The records that follow are to be repeated exactly, in full.
Supplied records Block Start
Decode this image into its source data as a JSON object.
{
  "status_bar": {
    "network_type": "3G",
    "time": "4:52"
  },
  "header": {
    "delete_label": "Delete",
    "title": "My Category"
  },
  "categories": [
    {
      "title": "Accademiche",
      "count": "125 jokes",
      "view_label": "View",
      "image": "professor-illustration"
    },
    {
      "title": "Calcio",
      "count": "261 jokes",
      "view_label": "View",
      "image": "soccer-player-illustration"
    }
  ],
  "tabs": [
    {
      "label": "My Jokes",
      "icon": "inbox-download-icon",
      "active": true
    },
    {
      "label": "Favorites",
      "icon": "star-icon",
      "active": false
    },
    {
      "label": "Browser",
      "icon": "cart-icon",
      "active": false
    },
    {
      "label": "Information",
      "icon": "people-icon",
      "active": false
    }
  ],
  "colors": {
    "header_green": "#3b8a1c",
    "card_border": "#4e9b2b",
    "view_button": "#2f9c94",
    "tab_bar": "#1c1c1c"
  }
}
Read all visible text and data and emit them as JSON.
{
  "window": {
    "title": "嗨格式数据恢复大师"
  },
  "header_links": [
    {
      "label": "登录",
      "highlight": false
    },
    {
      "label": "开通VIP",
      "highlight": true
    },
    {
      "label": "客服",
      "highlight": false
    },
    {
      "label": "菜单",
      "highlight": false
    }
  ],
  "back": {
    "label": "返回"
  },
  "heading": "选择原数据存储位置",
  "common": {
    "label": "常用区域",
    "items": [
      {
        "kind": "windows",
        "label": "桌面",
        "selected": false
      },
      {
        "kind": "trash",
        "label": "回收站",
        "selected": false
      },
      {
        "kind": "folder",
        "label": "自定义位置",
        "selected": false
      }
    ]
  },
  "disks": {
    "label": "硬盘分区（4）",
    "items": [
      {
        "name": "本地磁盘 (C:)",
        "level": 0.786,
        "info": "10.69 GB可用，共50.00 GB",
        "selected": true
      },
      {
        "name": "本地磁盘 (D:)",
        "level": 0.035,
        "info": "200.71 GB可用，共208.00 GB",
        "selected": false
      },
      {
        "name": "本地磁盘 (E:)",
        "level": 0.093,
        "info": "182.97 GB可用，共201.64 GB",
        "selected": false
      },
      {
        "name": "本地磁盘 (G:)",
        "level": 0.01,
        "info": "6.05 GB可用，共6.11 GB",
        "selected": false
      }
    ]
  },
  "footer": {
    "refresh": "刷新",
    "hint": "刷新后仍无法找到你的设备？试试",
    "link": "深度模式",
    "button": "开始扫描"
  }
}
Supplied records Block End
* Response *
Decode this image into its source data as a JSON object.
{
  "status_bar": {
    "network_type": "3G",
    "time": "4:52"
  },
  "header": {
    "delete_label": "Delete",
    "title": "My Category"
  },
  "categories": [
    {
      "title": "Accademiche",
      "count": "125 jokes",
      "view_label": "View",
      "image": "professor-illustration"
    },
    {
      "title": "Calcio",
      "count": "261 jokes",
      "view_label": "View",
      "image": "soccer-player-illustration"
    }
  ],
  "tabs": [
    {
      "label": "My Jokes",
      "icon": "inbox-download-icon",
      "active": true
    },
    {
      "label": "Favorites",
      "icon": "star-icon",
      "active": false
    },
    {
      "label": "Browser",
      "icon": "cart-icon",
      "active": false
    },
    {
      "label": "Information",
      "icon": "people-icon",
      "active": false
    }
  ],
  "colors": {
    "header_green": "#3b8a1c",
    "card_border": "#4e9b2b",
    "view_button": "#2f9c94",
    "tab_bar": "#1c1c1c"
  }
}
Read all visible text and data and emit them as JSON.
{
  "window": {
    "title": "嗨格式数据恢复大师"
  },
  "header_links": [
    {
      "label": "登录",
      "highlight": false
    },
    {
      "label": "开通VIP",
      "highlight": true
    },
    {
      "label": "客服",
      "highlight": false
    },
    {
      "label": "菜单",
      "highlight": false
    }
  ],
  "back": {
    "label": "返回"
  },
  "heading": "选择原数据存储位置",
  "common": {
    "label": "常用区域",
    "items": [
      {
        "kind": "windows",
        "label": "桌面",
        "selected": false
      },
      {
        "kind": "trash",
        "label": "回收站",
        "selected": false
      },
      {
        "kind": "folder",
        "label": "自定义位置",
        "selected": false
      }
    ]
  },
  "disks": {
    "label": "硬盘分区（4）",
    "items": [
      {
        "name": "本地磁盘 (C:)",
        "level": 0.786,
        "info": "10.69 GB可用，共50.00 GB",
        "selected": true
      },
      {
        "name": "本地磁盘 (D:)",
        "level": 0.035,
        "info": "200.71 GB可用，共208.00 GB",
        "selected": false
      },
      {
        "name": "本地磁盘 (E:)",
        "level": 0.093,
        "info": "182.97 GB可用，共201.64 GB",
        "selected": false
      },
      {
        "name": "本地磁盘 (G:)",
        "level": 0.01,
        "info": "6.05 GB可用，共6.11 GB",
        "selected": false
      }
    ]
  },
  "footer": {
    "refresh": "刷新",
    "hint": "刷新后仍无法找到你的设备？试试",
    "link": "深度模式",
    "button": "开始扫描"
  }
}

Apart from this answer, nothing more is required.